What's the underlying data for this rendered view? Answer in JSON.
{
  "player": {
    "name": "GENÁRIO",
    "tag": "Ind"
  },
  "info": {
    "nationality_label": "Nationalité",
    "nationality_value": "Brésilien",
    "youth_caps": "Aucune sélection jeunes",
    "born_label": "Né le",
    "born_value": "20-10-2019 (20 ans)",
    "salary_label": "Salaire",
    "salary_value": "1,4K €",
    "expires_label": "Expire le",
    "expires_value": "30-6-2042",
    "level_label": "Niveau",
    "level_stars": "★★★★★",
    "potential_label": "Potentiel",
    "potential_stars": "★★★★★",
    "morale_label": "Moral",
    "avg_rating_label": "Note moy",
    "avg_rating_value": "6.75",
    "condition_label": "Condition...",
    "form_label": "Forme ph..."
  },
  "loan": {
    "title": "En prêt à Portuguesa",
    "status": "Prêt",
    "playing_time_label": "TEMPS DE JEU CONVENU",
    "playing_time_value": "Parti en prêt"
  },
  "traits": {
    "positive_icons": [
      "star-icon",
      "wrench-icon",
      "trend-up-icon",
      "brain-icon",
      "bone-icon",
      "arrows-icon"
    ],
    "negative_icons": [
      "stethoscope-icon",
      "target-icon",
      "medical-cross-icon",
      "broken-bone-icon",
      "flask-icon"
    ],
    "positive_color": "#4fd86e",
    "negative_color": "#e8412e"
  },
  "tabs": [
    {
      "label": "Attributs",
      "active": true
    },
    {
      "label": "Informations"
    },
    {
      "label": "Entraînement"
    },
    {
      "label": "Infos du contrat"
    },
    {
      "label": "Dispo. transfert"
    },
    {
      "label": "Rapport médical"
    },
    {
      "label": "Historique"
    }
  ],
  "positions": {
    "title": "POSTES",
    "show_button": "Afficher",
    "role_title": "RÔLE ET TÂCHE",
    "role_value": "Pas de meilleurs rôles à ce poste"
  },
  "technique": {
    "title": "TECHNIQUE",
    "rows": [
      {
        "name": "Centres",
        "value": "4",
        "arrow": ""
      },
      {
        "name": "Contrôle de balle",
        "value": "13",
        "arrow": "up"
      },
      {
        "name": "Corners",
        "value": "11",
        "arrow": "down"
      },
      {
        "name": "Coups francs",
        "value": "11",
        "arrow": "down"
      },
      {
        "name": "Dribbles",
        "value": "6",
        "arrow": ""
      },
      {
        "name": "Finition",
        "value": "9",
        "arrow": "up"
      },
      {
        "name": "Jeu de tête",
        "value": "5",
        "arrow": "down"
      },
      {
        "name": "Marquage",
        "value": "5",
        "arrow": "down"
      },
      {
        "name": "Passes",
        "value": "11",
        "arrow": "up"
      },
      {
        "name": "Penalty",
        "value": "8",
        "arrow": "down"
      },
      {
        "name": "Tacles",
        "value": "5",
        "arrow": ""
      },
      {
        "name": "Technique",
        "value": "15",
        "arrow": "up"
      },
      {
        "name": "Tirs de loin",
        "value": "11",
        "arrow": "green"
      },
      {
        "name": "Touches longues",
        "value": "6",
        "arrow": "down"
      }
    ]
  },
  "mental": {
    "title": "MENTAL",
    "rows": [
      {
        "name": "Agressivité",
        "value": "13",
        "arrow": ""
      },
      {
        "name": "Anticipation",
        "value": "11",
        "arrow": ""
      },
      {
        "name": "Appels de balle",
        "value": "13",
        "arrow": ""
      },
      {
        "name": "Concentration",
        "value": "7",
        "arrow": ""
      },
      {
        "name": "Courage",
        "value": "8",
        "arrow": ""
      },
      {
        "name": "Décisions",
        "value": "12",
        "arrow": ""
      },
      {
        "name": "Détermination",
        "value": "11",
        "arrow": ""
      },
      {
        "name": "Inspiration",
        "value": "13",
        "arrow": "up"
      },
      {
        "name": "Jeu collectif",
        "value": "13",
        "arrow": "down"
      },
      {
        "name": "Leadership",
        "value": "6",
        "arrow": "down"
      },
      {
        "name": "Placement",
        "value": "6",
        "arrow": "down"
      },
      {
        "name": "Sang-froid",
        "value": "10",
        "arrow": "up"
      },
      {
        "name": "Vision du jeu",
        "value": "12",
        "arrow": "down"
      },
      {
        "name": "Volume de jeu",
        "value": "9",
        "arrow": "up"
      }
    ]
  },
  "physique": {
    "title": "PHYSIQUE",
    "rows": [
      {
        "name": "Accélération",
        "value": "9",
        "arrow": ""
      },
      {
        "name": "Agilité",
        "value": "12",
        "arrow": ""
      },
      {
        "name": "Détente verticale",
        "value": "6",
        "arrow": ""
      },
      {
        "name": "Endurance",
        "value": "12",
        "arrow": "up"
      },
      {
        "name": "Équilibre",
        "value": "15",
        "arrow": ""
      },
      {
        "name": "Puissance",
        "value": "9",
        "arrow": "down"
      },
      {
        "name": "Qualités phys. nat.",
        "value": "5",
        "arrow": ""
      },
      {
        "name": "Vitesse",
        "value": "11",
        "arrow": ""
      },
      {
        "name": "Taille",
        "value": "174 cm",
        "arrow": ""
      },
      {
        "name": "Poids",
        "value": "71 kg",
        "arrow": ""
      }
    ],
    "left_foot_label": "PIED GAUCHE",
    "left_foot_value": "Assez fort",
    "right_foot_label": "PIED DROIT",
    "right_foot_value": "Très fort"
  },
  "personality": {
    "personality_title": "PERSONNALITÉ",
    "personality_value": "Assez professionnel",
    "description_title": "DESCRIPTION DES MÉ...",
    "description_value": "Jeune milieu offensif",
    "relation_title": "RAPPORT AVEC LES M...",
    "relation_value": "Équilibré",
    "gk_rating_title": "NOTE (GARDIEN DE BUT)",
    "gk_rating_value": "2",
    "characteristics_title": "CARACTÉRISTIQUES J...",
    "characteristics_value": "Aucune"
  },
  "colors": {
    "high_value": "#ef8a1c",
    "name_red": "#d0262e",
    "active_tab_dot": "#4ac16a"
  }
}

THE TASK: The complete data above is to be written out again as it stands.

THE COMPLETED TASK:
What's the underlying data for this rendered view? Answer in JSON.
{
  "player": {
    "name": "GENÁRIO",
    "tag": "Ind"
  },
  "info": {
    "nationality_label": "Nationalité",
    "nationality_value": "Brésilien",
    "youth_caps": "Aucune sélection jeunes",
    "born_label": "Né le",
    "born_value": "20-10-2019 (20 ans)",
    "salary_label": "Salaire",
    "salary_value": "1,4K €",
    "expires_label": "Expire le",
    "expires_value": "30-6-2042",
    "level_label": "Niveau",
    "level_stars": "★★★★★",
    "potential_label": "Potentiel",
    "potential_stars": "★★★★★",
    "morale_label": "Moral",
    "avg_rating_label": "Note moy",
    "avg_rating_value": "6.75",
    "condition_label": "Condition...",
    "form_label": "Forme ph..."
  },
  "loan": {
    "title": "En prêt à Portuguesa",
    "status": "Prêt",
    "playing_time_label": "TEMPS DE JEU CONVENU",
    "playing_time_value": "Parti en prêt"
  },
  "traits": {
    "positive_icons": [
      "star-icon",
      "wrench-icon",
      "trend-up-icon",
      "brain-icon",
      "bone-icon",
      "arrows-icon"
    ],
    "negative_icons": [
      "stethoscope-icon",
      "target-icon",
      "medical-cross-icon",
      "broken-bone-icon",
      "flask-icon"
    ],
    "positive_color": "#4fd86e",
    "negative_color": "#e8412e"
  },
  "tabs": [
    {
      "label": "Attributs",
      "active": true
    },
    {
      "label": "Informations"
    },
    {
      "label": "Entraînement"
    },
    {
      "label": "Infos du contrat"
    },
    {
      "label": "Dispo. transfert"
    },
    {
      "label": "Rapport médical"
    },
    {
      "label": "Historique"
    }
  ],
  "positions": {
    "title": "POSTES",
    "show_button": "Afficher",
    "role_title": "RÔLE ET TÂCHE",
    "role_value": "Pas de meilleurs rôles à ce poste"
  },
  "technique": {
    "title": "TECHNIQUE",
    "rows": [
      {
        "name": "Centres",
        "value": "4",
        "arrow": ""
      },
      {
        "name": "Contrôle de balle",
        "value": "13",
        "arrow": "up"
      },
      {
        "name": "Corners",
        "value": "11",
        "arrow": "down"
      },
      {
        "name": "Coups francs",
        "value": "11",
        "arrow": "down"
      },
      {
        "name": "Dribbles",
        "value": "6",
        "arrow": ""
      },
      {
        "name": "Finition",
        "value": "9",
        "arrow": "up"
      },
      {
        "name": "Jeu de tête",
        "value": "5",
        "arrow": "down"
      },
      {
        "name": "Marquage",
        "value": "5",
        "arrow": "down"
      },
      {
        "name": "Passes",
        "value": "11",
        "arrow": "up"
      },
      {
        "name": "Penalty",
        "value": "8",
        "arrow": "down"
      },
      {
        "name": "Tacles",
        "value": "5",
        "arrow": ""
      },
      {
        "name": "Technique",
        "value": "15",
        "arrow": "up"
      },
      {
        "name": "Tirs de loin",
        "value": "11",
        "arrow": "green"
      },
      {
        "name": "Touches longues",
        "value": "6",
        "arrow": "down"
      }
    ]
  },
  "mental": {
    "title": "MENTAL",
    "rows": [
      {
        "name": "Agressivité",
        "value": "13",
        "arrow": ""
      },
      {
        "name": "Anticipation",
        "value": "11",
        "arrow": ""
      },
      {
        "name": "Appels de balle",
        "value": "13",
        "arrow": ""
      },
      {
        "name": "Concentration",
        "value": "7",
        "arrow": ""
      },
      {
        "name": "Courage",
        "value": "8",
        "arrow": ""
      },
      {
        "name": "Décisions",
        "value": "12",
        "arrow": ""
      },
      {
        "name": "Détermination",
        "value": "11",
        "arrow": ""
      },
      {
        "name": "Inspiration",
        "value": "13",
        "arrow": "up"
      },
      {
        "name": "Jeu collectif",
        "value": "13",
        "arrow": "down"
      },
      {
        "name": "Leadership",
        "value": "6",
        "arrow": "down"
      },
      {
        "name": "Placement",
        "value": "6",
        "arrow": "down"
      },
      {
        "name": "Sang-froid",
        "value": "10",
        "arrow": "up"
      },
      {
        "name": "Vision du jeu",
        "value": "12",
        "arrow": "down"
      },
      {
        "name": "Volume de jeu",
        "value": "9",
        "arrow": "up"
      }
    ]
  },
  "physique": {
    "title": "PHYSIQUE",
    "rows": [
      {
        "name": "Accélération",
        "value": "9",
        "arrow": ""
      },
      {
        "name": "Agilité",
        "value": "12",
        "arrow": ""
      },
      {
        "name": "Détente verticale",
        "value": "6",
        "arrow": ""
      },
      {
        "name": "Endurance",
        "value": "12",
        "arrow": "up"
      },
      {
        "name": "Équilibre",
        "value": "15",
        "arrow": ""
      },
      {
        "name": "Puissance",
        "value": "9",
        "arrow": "down"
      },
      {
        "name": "Qualités phys. nat.",
        "value": "5",
        "arrow": ""
      },
      {
        "name": "Vitesse",
        "value": "11",
        "arrow": ""
      },
      {
        "name": "Taille",
        "value": "174 cm",
        "arrow": ""
      },
      {
        "name": "Poids",
        "value": "71 kg",
        "arrow": ""
      }
    ],
    "left_foot_label": "PIED GAUCHE",
    "left_foot_value": "Assez fort",
    "right_foot_label": "PIED DROIT",
    "right_foot_value": "Très fort"
  },
  "personality": {
    "personality_title": "PERSONNALITÉ",
    "personality_value": "Assez professionnel",
    "description_title": "DESCRIPTION DES MÉ...",
    "description_value": "Jeune milieu offensif",
    "relation_title": "RAPPORT AVEC LES M...",
    "relation_value": "Équilibré",
    "gk_rating_title": "NOTE (GARDIEN DE BUT)",
    "gk_rating_value": "2",
    "characteristics_title": "CARACTÉRISTIQUES J...",
    "characteristics_value": "Aucune"
  },
  "colors": {
    "high_value": "#ef8a1c",
    "name_red": "#d0262e",
    "active_tab_dot": "#4ac16a"
  }
}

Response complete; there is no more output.